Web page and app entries
#####

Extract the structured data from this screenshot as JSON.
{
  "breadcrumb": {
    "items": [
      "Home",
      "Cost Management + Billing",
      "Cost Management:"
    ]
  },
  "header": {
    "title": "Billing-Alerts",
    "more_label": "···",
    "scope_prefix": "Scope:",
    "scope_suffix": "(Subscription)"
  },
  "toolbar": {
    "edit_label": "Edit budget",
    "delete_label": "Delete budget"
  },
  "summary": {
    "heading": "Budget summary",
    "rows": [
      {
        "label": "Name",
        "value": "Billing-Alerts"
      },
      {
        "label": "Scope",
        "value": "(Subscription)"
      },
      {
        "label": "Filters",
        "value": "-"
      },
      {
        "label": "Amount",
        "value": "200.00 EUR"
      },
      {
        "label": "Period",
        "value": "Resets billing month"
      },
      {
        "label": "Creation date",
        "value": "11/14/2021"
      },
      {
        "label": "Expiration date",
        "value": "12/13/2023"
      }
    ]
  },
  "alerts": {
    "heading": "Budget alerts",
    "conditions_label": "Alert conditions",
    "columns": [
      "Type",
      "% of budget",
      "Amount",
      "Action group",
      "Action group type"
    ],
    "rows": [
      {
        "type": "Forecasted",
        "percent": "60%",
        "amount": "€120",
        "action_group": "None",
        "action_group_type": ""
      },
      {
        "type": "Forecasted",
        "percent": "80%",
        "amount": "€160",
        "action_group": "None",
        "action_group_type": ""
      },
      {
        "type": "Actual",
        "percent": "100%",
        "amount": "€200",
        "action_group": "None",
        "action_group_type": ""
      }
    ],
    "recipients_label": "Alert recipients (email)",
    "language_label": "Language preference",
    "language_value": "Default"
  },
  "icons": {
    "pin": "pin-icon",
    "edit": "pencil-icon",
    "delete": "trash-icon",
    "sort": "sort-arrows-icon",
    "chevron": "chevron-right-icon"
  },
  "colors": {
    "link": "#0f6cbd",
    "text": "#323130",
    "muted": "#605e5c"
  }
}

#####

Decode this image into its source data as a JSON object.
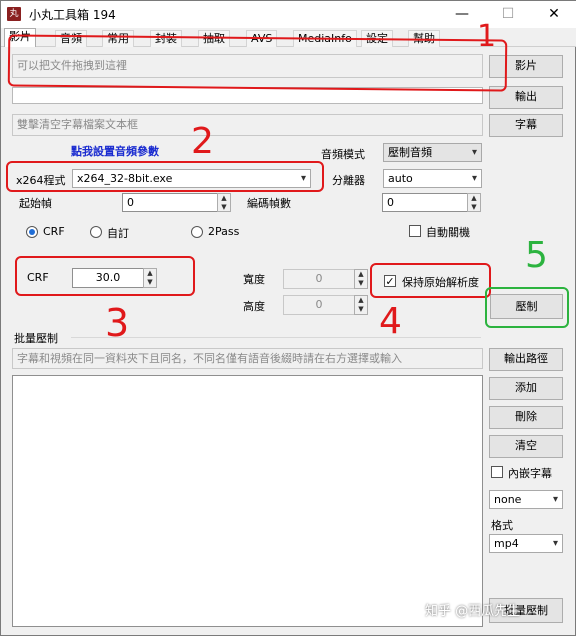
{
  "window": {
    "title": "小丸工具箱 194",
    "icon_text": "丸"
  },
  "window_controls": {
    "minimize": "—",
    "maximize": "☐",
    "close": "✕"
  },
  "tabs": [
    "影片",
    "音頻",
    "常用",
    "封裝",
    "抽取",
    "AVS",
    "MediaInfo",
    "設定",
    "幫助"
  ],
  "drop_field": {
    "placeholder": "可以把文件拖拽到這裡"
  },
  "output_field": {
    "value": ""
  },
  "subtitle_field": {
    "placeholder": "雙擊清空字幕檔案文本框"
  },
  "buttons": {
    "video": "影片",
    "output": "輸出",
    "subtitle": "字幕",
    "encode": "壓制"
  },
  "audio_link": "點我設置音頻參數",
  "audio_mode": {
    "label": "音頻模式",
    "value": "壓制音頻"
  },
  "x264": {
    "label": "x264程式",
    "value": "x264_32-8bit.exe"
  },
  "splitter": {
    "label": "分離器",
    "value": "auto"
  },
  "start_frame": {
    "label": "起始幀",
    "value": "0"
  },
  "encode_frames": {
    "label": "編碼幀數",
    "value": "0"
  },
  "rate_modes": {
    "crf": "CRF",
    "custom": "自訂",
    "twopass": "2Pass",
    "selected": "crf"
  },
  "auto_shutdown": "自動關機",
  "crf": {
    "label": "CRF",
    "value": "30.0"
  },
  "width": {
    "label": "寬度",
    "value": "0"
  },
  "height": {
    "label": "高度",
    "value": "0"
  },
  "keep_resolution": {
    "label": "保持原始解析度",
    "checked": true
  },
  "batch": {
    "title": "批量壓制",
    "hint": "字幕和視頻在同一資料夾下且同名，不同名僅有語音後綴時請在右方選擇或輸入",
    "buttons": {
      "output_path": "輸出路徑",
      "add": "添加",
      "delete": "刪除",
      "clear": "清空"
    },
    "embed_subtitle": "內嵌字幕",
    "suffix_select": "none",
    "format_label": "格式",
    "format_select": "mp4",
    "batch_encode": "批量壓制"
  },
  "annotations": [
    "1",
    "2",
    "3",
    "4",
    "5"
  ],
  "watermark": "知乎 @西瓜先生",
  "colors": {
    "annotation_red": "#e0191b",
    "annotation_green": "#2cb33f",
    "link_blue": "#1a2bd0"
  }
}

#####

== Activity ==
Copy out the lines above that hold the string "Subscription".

== Response area ==
    "scope_suffix": "(Subscription)"
        "value": "(Subscription)"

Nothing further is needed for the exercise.